When I was trying to convince my parents to let me get Snapchat a few years ago, I described it to them as “basically texting, but with pictures that go away in a few seconds”. Back in 2011, when the app was new, that was pretty much the gist of the app. Now, new updates have introduced Snap texting, Snap Stories, FindFriend that shows your location, and many other features that come with more potential risk. For parents and kids that want to get the app, and for those who have had it for a while, I will explain some “dangers” that come with the app, some general misconceptions or things many people just don’t know, and some tips to be safe while using Snapchat.
When going to purchase the app on the App Store, Snapchat describes itself by saying, “Life’s more fun when you live in the moment 🙂 Happy snapping!” which isn’t really a description at all. On commonsensemedia.org, it explains that Snapchat “lets you send texts, pictures, and videos that you program to disappear after a few seconds. Snapchat also offers fun, easy-to-use instant-editing tools that let you add cool effects to your “Snaps,” such as captions, drawings, and emojis.”
The concept is pure; it is meant for people to share moments as they happen without having to create a more “formal” post like on Instagram or Facebook, but, like with most things, it can be misused to share those things that you don’t want others (like your parents or future employers) to see. Most common are drug use, sexual acts, and illegal acts. The “safety net” that kids rely on to not be exposed are that the Snaps “disappear,” the pictures and videos as soon as they are seen and stories in 24 hours. However, there are many ways that people have found around this, such as: purchasing replays, screenshotting, the SnapSave app which allows you to view and save snapchats without the sender knowing, and most recently, screen recording that was introduced in the iOS 11 update for Apple iPhones and MirrorGo Android Recorder.
Many people forget that Snapchat is ultimately on the internet, and the adage that “once it’s on the internet, it’s out there forever” still applies. Most users aren’t highly educated on how the internet and its servers work, and they think that since the Snap is “deleted” that nobody can access it again, but actually “deleting” things off the net is a lot harder than people think. With the necessary knowledge, anyone could hack into the servers and gain access to anyone’s Snapchat conversations, pictures, videos, and stories. One example, according to the “Emerging Patterns and Trends Report: Youth-Produced Sexual Content” published by the Internet Watch Foundation, 89.9% of the total images and videos containing youth-produced sexual content assessed had been harvested from the original upload location (i.e. social websites and apps like Snapchat, Facebook, Instagram) and were being redistributed on third party website (i.e. porn websites, Backpage, etc.)!
Now that you know, what should you do with this information?
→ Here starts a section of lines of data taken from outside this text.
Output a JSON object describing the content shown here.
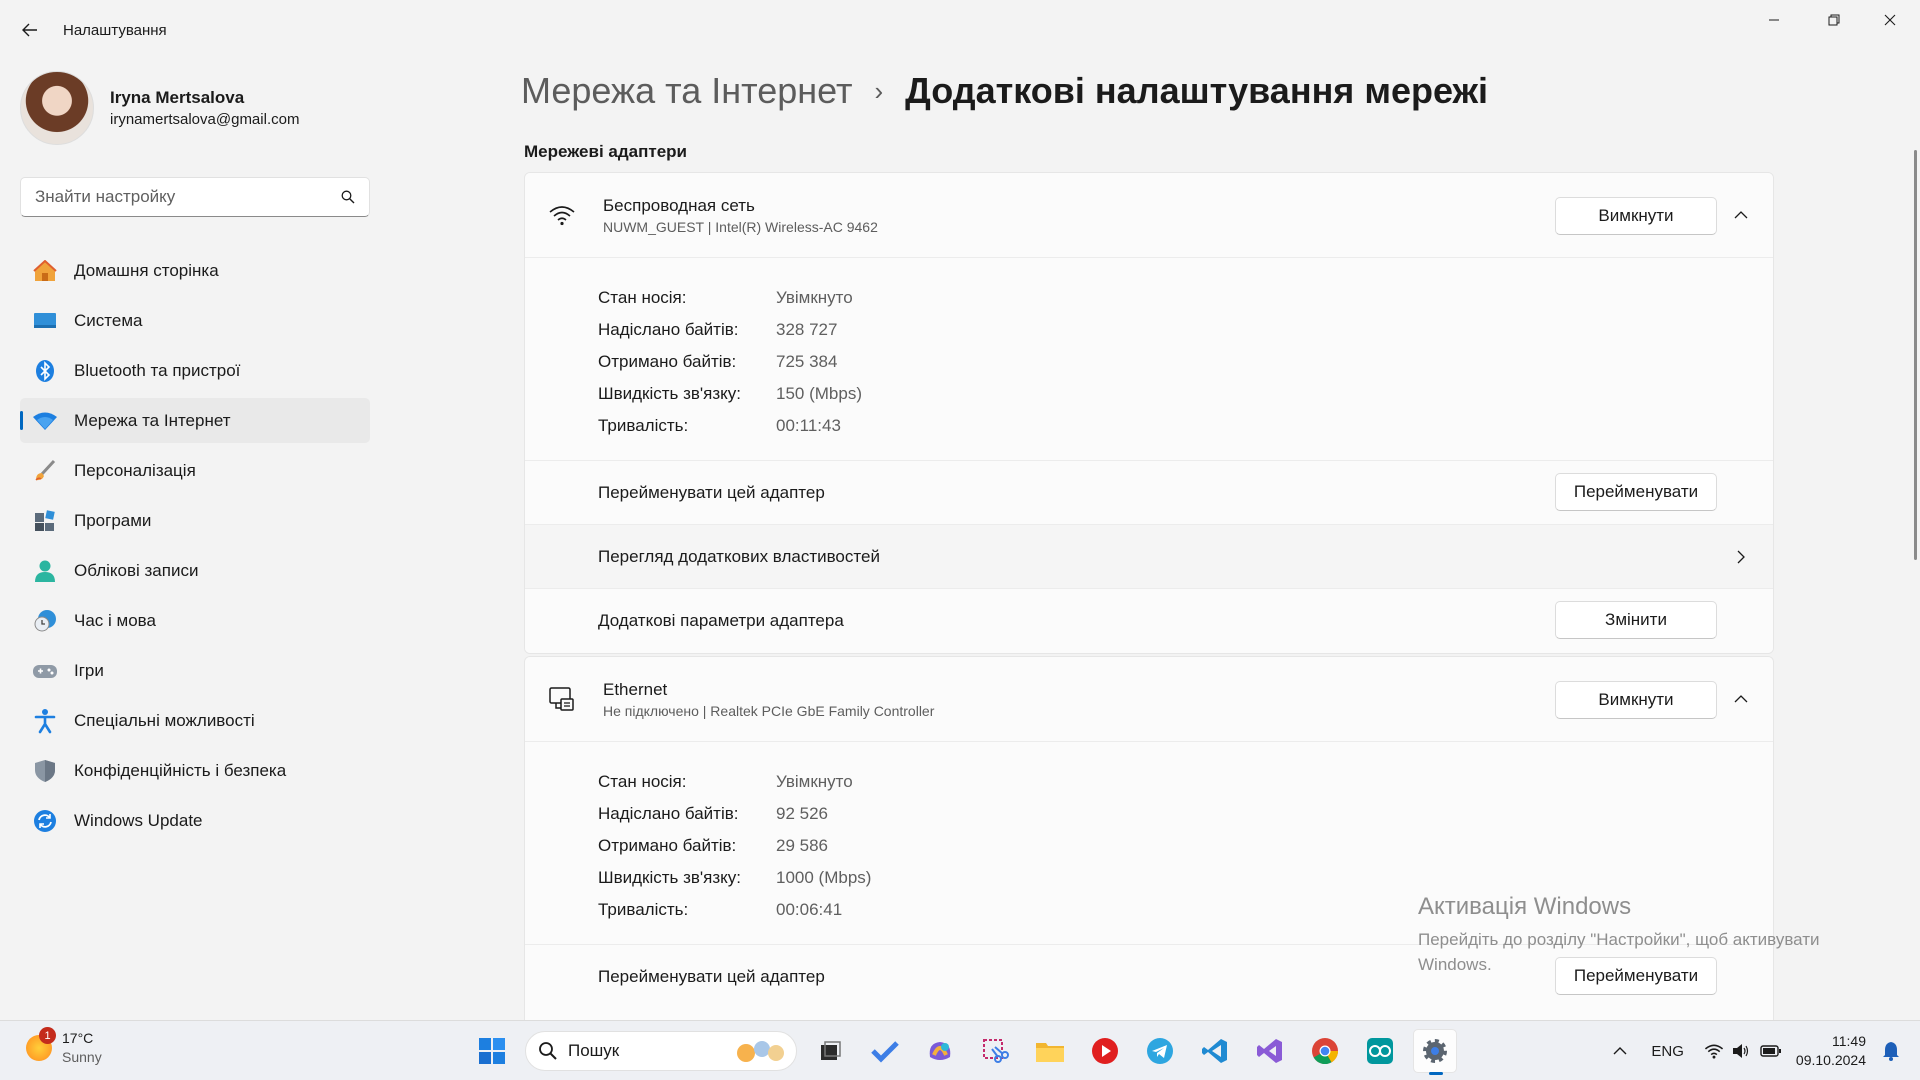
{
  "window": {
    "title": "Налаштування"
  },
  "profile": {
    "name": "Iryna Mertsalova",
    "email": "irynamertsalova@gmail.com"
  },
  "search": {
    "placeholder": "Знайти настройку"
  },
  "nav": {
    "items": [
      {
        "label": "Домашня сторінка",
        "icon": "home-icon"
      },
      {
        "label": "Система",
        "icon": "system-icon"
      },
      {
        "label": "Bluetooth та пристрої",
        "icon": "bluetooth-icon"
      },
      {
        "label": "Мережа та Інтернет",
        "icon": "network-icon",
        "active": true
      },
      {
        "label": "Персоналізація",
        "icon": "brush-icon"
      },
      {
        "label": "Програми",
        "icon": "apps-icon"
      },
      {
        "label": "Облікові записи",
        "icon": "accounts-icon"
      },
      {
        "label": "Час і мова",
        "icon": "time-language-icon"
      },
      {
        "label": "Ігри",
        "icon": "gamepad-icon"
      },
      {
        "label": "Спеціальні можливості",
        "icon": "accessibility-icon"
      },
      {
        "label": "Конфіденційність і безпека",
        "icon": "shield-icon"
      },
      {
        "label": "Windows Update",
        "icon": "update-icon"
      }
    ]
  },
  "breadcrumb": {
    "parent": "Мережа та Інтернет",
    "separator": "›",
    "current": "Додаткові налаштування мережі"
  },
  "section_title": "Мережеві адаптери",
  "adapters": [
    {
      "name": "Беспроводная сеть",
      "subtitle": "NUWM_GUEST | Intel(R) Wireless-AC 9462",
      "toggle_label": "Вимкнути",
      "details": [
        {
          "label": "Стан носія:",
          "value": "Увімкнуто"
        },
        {
          "label": "Надіслано байтів:",
          "value": "328 727"
        },
        {
          "label": "Отримано байтів:",
          "value": "725 384"
        },
        {
          "label": "Швидкість зв'язку:",
          "value": "150 (Mbps)"
        },
        {
          "label": "Тривалість:",
          "value": "00:11:43"
        }
      ],
      "rename_label": "Перейменувати цей адаптер",
      "rename_button": "Перейменувати",
      "properties_label": "Перегляд додаткових властивостей",
      "options_label": "Додаткові параметри адаптера",
      "options_button": "Змінити"
    },
    {
      "name": "Ethernet",
      "subtitle": "Не підключено | Realtek PCIe GbE Family Controller",
      "toggle_label": "Вимкнути",
      "details": [
        {
          "label": "Стан носія:",
          "value": "Увімкнуто"
        },
        {
          "label": "Надіслано байтів:",
          "value": "92 526"
        },
        {
          "label": "Отримано байтів:",
          "value": "29 586"
        },
        {
          "label": "Швидкість зв'язку:",
          "value": "1000 (Mbps)"
        },
        {
          "label": "Тривалість:",
          "value": "00:06:41"
        }
      ],
      "rename_label": "Перейменувати цей адаптер",
      "rename_button": "Перейменувати"
    }
  ],
  "watermark": {
    "title": "Активація Windows",
    "text": "Перейдіть до розділу \"Настройки\", щоб активувати Windows."
  },
  "taskbar": {
    "weather_temp": "17°C",
    "weather_cond": "Sunny",
    "weather_badge": "1",
    "search_label": "Пошук",
    "language": "ENG",
    "time": "11:49",
    "date": "09.10.2024"
  },
  "colors": {
    "accent": "#0067c0"
  }
}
Be smart! Be aware that once you put something out there it’s public information. Ask yourself before you post this: would I want my grandma to see this? My parents? My kids? My employer? Some simple things to do to reduce your risk: don’t Snapchat with strangers, be aware of who you are Snapchatting and be sure they are trustworthy enough to not take advantage of you. Better yet, don’t provide any type of content to anyone that could be used to take advantage of you. Also, turn your location settings off, ensure FindFriends is off so that your location isn’t shared with everyone, and keep your privacy services on so only your approved friends can send you Snaps and view your Stories.
– Contribution from Malone Young, Street Hope TN Intern, as part of our Internet Safety Tips Series